Noah Juulsen

The “oldest” of the group at 23 years old, Juulsen stands to be the most likely contender for the starting spot in the defensive top six thanks to his professional experience. A steady defensive option that quickly earned Claude Julien’s trust, Juulsen seems primed to prove, once again, why he was a first-round pick. The biggest issue holding Juulsen up recently has not been his play, but the lack of playing more than anything else. Juulsen suffered a prolonged setback after getting hit in the face with a puck two years ago, missing some time due to concussion symptoms, then suffering through a scary period where his vision was affected due to nerve damage thanks to the puck to the face. It was up in the air as to whether or not he would return and when he attempted to make a full comeback at the start of the AHL season, he was shut down for nearly four months to fully recover.

Juulsen plays the best overall defensive game of the three, frequently making the safe, but most logical, play in a situation. He reads the play well and doesn’t often find himself caught out of position, all things the Canadiens’ coaches are looking for in their younger players. Along the blue line, Juulsen’s physicality has been a known entity since his rookie year, with the defender having no issue stepping up the physical play to deliver devastating body checks all over the ice. Going from potentially having his career over to stepping into the NHL playoffs would be quite the comeback for the young defender.

Cale Fleury

The surprise of the pre-season training camp, Fleury is one of the other young prospects competing to make his way back into the lineup. His rise to the NHL was quick compared to many others who worked their way through the AHL system in the past. He impressed in his pre-season showing, showcasing smooth skating and puck moving along with a big shot that made him a versatile offensive asset. Defensively, his skating allowed him to remain mobile in his own end, and despite his build, Fleury was more than capable of dolling out crushing hits along the boards.

However, through bad luck and the Canadiens having a rough season overall, Fleury managed just one goal before being sent down to the AHL where he tallied five points in 14 games before the season was paused. While just 21 years old, the combination of puck-moving talent and physicality should be highly appealing to Julien in the the qualifying rounds.

Josh Brook

Perhaps the longest shot of the three is the one with the highest potential if everything goes to plan with his development. Brook went through a difficult rookie season, but as it went on he looked more and more like the star he was in the WHL. Brook, when at his best, is a dynamic puck mover with the talent to carry the puck through all three zones. However, out of all three prospects Brook is also the longest shot due primarily to the fact he is the youngest and has had the most struggles this year.

His inclusion in the training camp is a good sign though. He ended his AHL season strongly, showing more confidence at both ends of the ice, even if the points weren’t always piling up. If the Habs want to take a risk and lean on a more offensively inclined defenceman, Brook could be their man, but based on experience alone it’s not very likely. With his growth this season Brook has the chance to impress in the training camp and exhibition games, possibly earning himself a role in the top six. For Brook, this restart gives him a chance to continue growing as a prospect and serve as a potential audition for next season.

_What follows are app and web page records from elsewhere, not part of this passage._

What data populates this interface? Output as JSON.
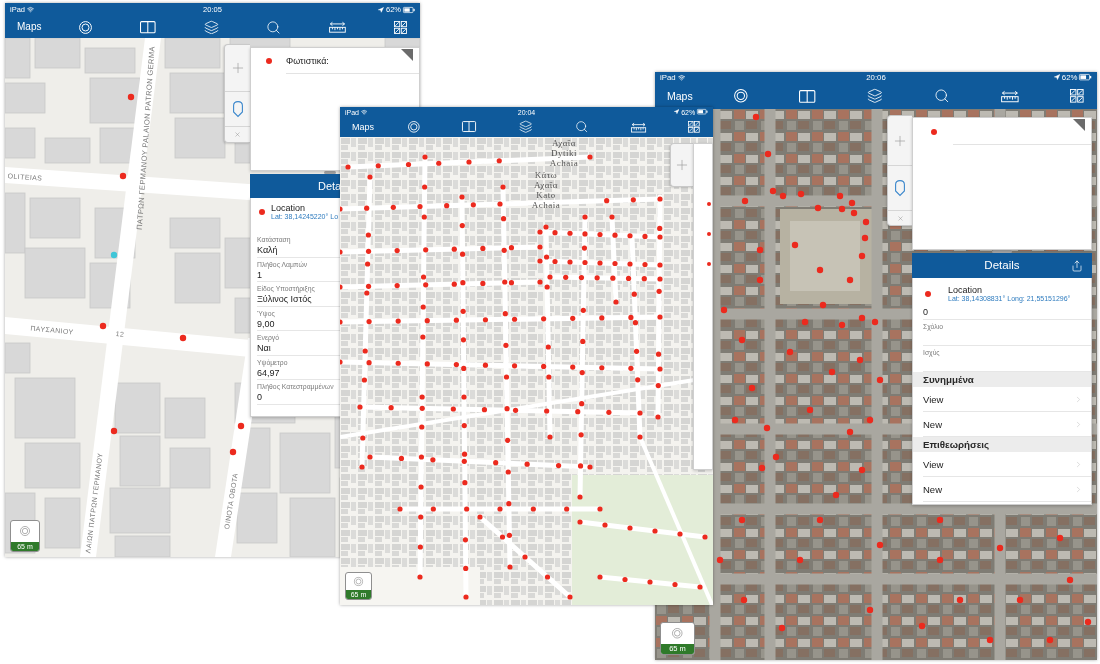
{
  "screens": [
    {
      "status_bar": {
        "device": "iPad",
        "time": "20:05",
        "battery": "62%"
      },
      "nav_bar": {
        "title": "Maps"
      },
      "map": {
        "kind": "streets",
        "selection": true,
        "labels": [
          "OLITEIAS",
          "ΠΑΤΡΩΝ ΓΕΡΜΑΝΟΥ PALAION PATRON GERMA",
          "ΠΑΥΣΑΝΙΟΥ",
          "12",
          "ΛΑΙΩΝ ΠΑΤΡΩΝ ΓΕΡΜΑΝΟΥ",
          "ΟΙΝΟΤΑ ΟΒΟΤΑ"
        ]
      },
      "popup": {
        "items": [
          {
            "marker": true,
            "label": "Φωτιστικά:"
          }
        ]
      },
      "details": {
        "title": "Deta",
        "location": {
          "title": "Location",
          "coordinates": "Lat: 38,14245220° Lo"
        },
        "fields": [
          {
            "label": "Κατάσταση",
            "value": "Καλή"
          },
          {
            "label": "Πλήθος Λαμπών",
            "value": "1"
          },
          {
            "label": "Είδος Υποστήριξης",
            "value": "Ξύλινος Ιστός"
          },
          {
            "label": "Ύψος",
            "value": "9,00"
          },
          {
            "label": "Ενεργό",
            "value": "Ναι"
          },
          {
            "label": "Υψόμετρο",
            "value": "64,97"
          },
          {
            "label": "Πλήθος Κατεστραμμένων",
            "value": "0"
          }
        ]
      },
      "scale": {
        "label": "65 m"
      }
    },
    {
      "status_bar": {
        "device": "iPad",
        "time": "20:04",
        "battery": "62%"
      },
      "nav_bar": {
        "title": "Maps"
      },
      "map": {
        "kind": "town",
        "labels": [
          "Αχαΐα\nDytiki\nAchaia",
          "Κάτω\nΑχαΐα\nKato\nAchaia"
        ]
      },
      "popup": {
        "items": [
          {
            "marker": true
          },
          {
            "marker": true
          },
          {
            "marker": true
          }
        ]
      },
      "scale": {
        "label": "65 m"
      }
    },
    {
      "status_bar": {
        "device": "iPad",
        "time": "20:06",
        "battery": "62%"
      },
      "nav_bar": {
        "title": "Maps"
      },
      "map": {
        "kind": "satellite"
      },
      "popup": {
        "items": [
          {
            "marker": true
          }
        ]
      },
      "details": {
        "title": "Details",
        "share": true,
        "location": {
          "title": "Location",
          "coordinates": "Lat: 38,14308831° Long: 21,55151296°"
        },
        "fields": [
          {
            "value": "0"
          },
          {
            "label": "Σχόλιο"
          },
          {
            "label": "Ισχύς"
          }
        ],
        "sections": [
          {
            "title": "Συνημμένα",
            "links": [
              "View",
              "New"
            ]
          },
          {
            "title": "Επιθεωρήσεις",
            "links": [
              "View",
              "New"
            ]
          }
        ]
      },
      "scale": {
        "label": "65 m"
      }
    }
  ]
}
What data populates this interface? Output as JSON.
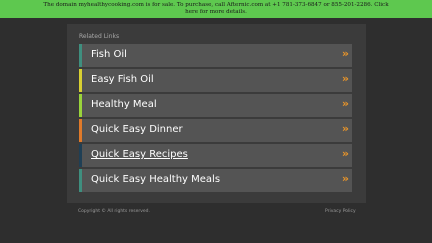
{
  "banner": {
    "line1": "The domain myhealthycooking.com is for sale. To purchase, call Afternic.com at +1 781-373-6847 or 855-201-2286. Click",
    "line2": "here for more details.",
    "color": "#5ec84f"
  },
  "related": {
    "title": "Related Links",
    "chevron": "»",
    "items": [
      {
        "label": "Fish Oil",
        "accent": "#3f8f7f"
      },
      {
        "label": "Easy Fish Oil",
        "accent": "#d8d032"
      },
      {
        "label": "Healthy Meal",
        "accent": "#9ad43b"
      },
      {
        "label": "Quick Easy Dinner",
        "accent": "#e07a2a"
      },
      {
        "label": "Quick Easy Recipes",
        "accent": "#1f3f55"
      },
      {
        "label": "Quick Easy Healthy Meals",
        "accent": "#3f8f7f"
      }
    ]
  },
  "footer": {
    "copyright": "Copyright ©  All rights reserved.",
    "privacy": "Privacy Policy"
  }
}
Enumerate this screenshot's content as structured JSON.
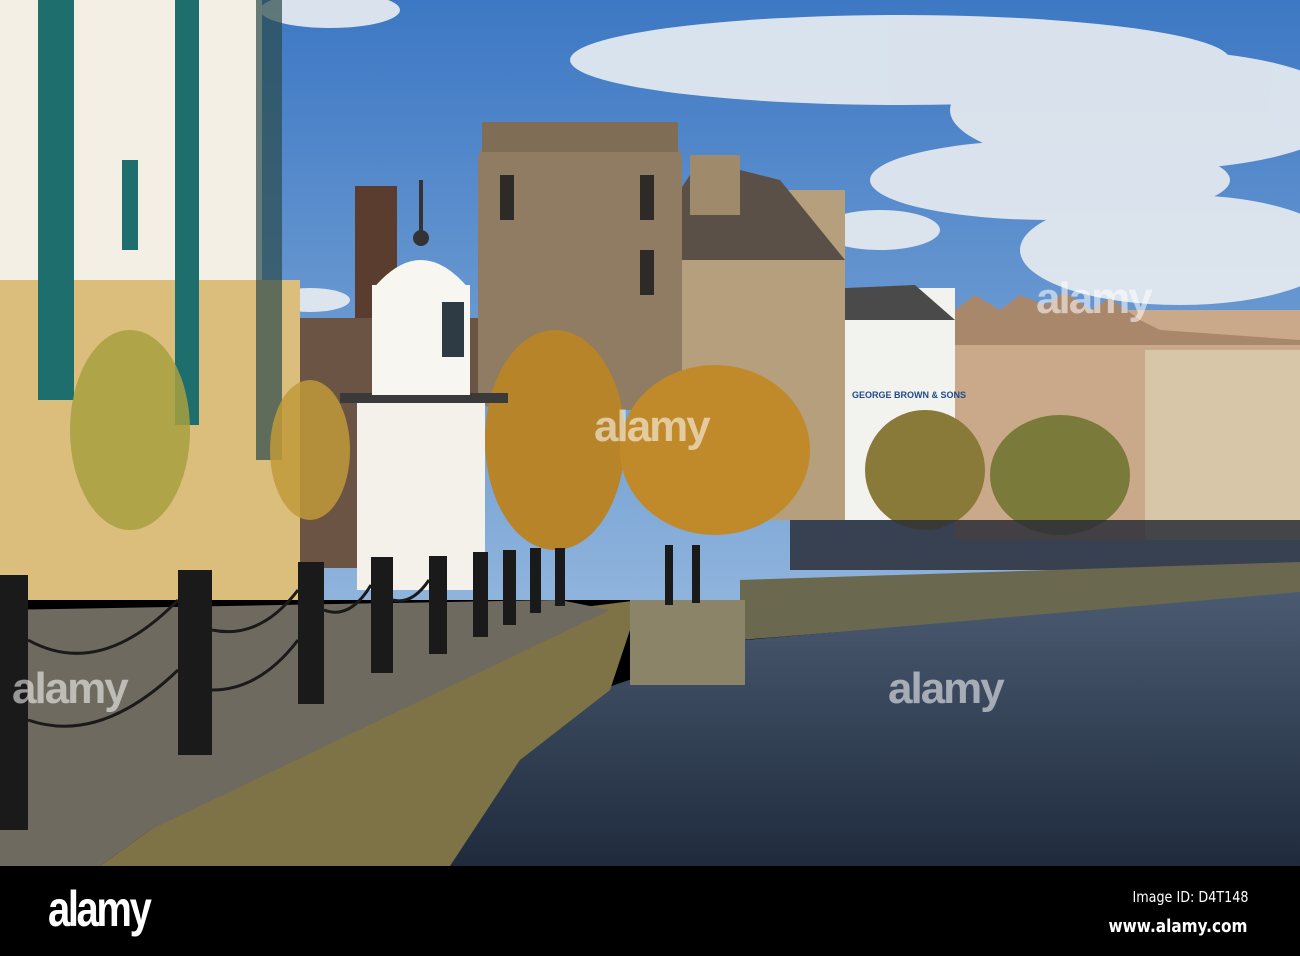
{
  "photo": {
    "sign_text": "GEORGE BROWN & SONS",
    "colors": {
      "sky": "#4f86c9",
      "water": "#2a3a52",
      "stone": "#9c8a6a",
      "foliage": "#c08a2a"
    }
  },
  "watermark": {
    "text": "alamy"
  },
  "footer": {
    "logo": "alamy",
    "image_id": "Image ID: D4T148",
    "website": "www.alamy.com"
  }
}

There’s plenty of choices to be made going into the qualifying rounds, and if the Canadiens are truly serious about making a deep run into the playoffs they have a mountain of hard choices to make. On the third pairing, they have plenty of options, and for the first time in awhile it’s primarily prospects who are competing for one of those spots. Regardless of their choice, there’s multiple positives to them — and some drawbacks — but it gives the coaching staff a variety of options depending on what style of play they’re looking for.